■ Aim of the task
When you return the material, keep every line exactly as it is and omit the pictures.
=== Begin Enclosure ===
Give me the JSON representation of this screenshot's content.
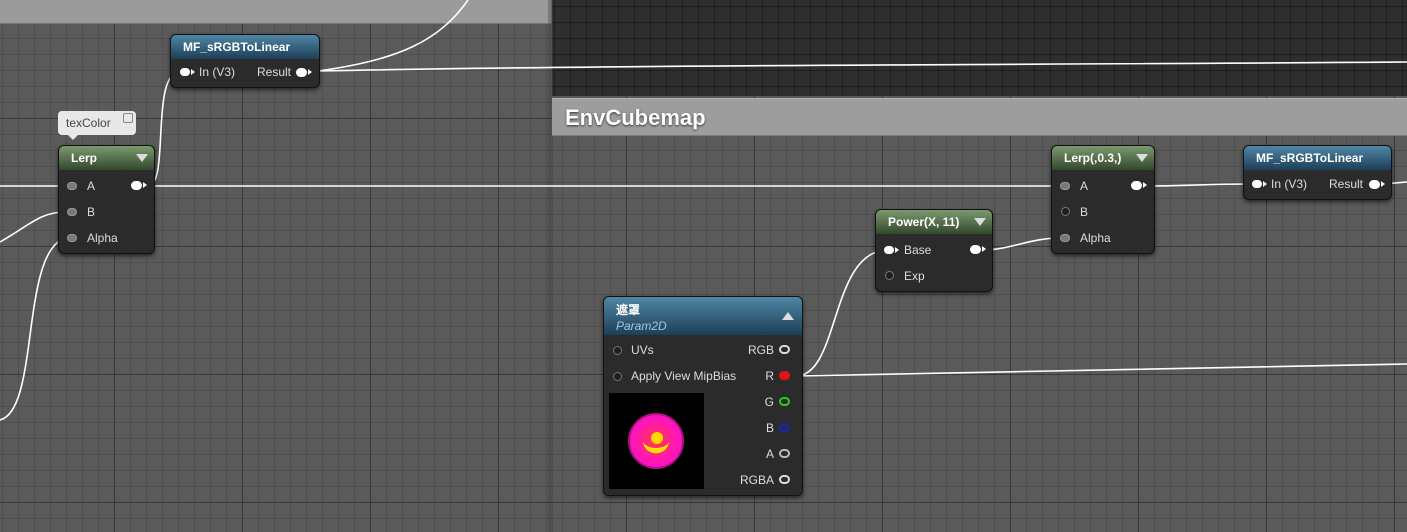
{
  "comment_box": {
    "title": "EnvCubemap"
  },
  "comment_bubble": {
    "text": "texColor"
  },
  "node_srgb_top": {
    "title": "MF_sRGBToLinear",
    "input": "In (V3)",
    "output": "Result"
  },
  "node_lerp_left": {
    "title": "Lerp",
    "inputs": [
      "A",
      "B",
      "Alpha"
    ]
  },
  "node_power": {
    "title": "Power(X, 11)",
    "inputs": [
      "Base",
      "Exp"
    ]
  },
  "node_lerp_right": {
    "title": "Lerp(,0.3,)",
    "inputs": [
      "A",
      "B",
      "Alpha"
    ]
  },
  "node_srgb_right": {
    "title": "MF_sRGBToLinear",
    "input": "In (V3)",
    "output": "Result"
  },
  "node_texture": {
    "title": "遮罩",
    "subtitle": "Param2D",
    "inputs": [
      "UVs",
      "Apply View MipBias"
    ],
    "outputs": [
      "RGB",
      "R",
      "G",
      "B",
      "A",
      "RGBA"
    ],
    "pin_colors": {
      "R": "#e01414",
      "G": "#1fd21f",
      "B": "#1a22c8",
      "A": "#bbbbbb"
    }
  },
  "colors": {
    "wire": "#ffffff",
    "node_header_blue": "#2c5a78",
    "node_header_green": "#4f6a45",
    "comment_header": "#9d9d9d"
  }
}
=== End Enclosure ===
■ Exercise response
Give me the JSON representation of this screenshot's content.
{
  "comment_box": {
    "title": "EnvCubemap"
  },
  "comment_bubble": {
    "text": "texColor"
  },
  "node_srgb_top": {
    "title": "MF_sRGBToLinear",
    "input": "In (V3)",
    "output": "Result"
  },
  "node_lerp_left": {
    "title": "Lerp",
    "inputs": [
      "A",
      "B",
      "Alpha"
    ]
  },
  "node_power": {
    "title": "Power(X, 11)",
    "inputs": [
      "Base",
      "Exp"
    ]
  },
  "node_lerp_right": {
    "title": "Lerp(,0.3,)",
    "inputs": [
      "A",
      "B",
      "Alpha"
    ]
  },
  "node_srgb_right": {
    "title": "MF_sRGBToLinear",
    "input": "In (V3)",
    "output": "Result"
  },
  "node_texture": {
    "title": "遮罩",
    "subtitle": "Param2D",
    "inputs": [
      "UVs",
      "Apply View MipBias"
    ],
    "outputs": [
      "RGB",
      "R",
      "G",
      "B",
      "A",
      "RGBA"
    ],
    "pin_colors": {
      "R": "#e01414",
      "G": "#1fd21f",
      "B": "#1a22c8",
      "A": "#bbbbbb"
    }
  },
  "colors": {
    "wire": "#ffffff",
    "node_header_blue": "#2c5a78",
    "node_header_green": "#4f6a45",
    "comment_header": "#9d9d9d"
  }
}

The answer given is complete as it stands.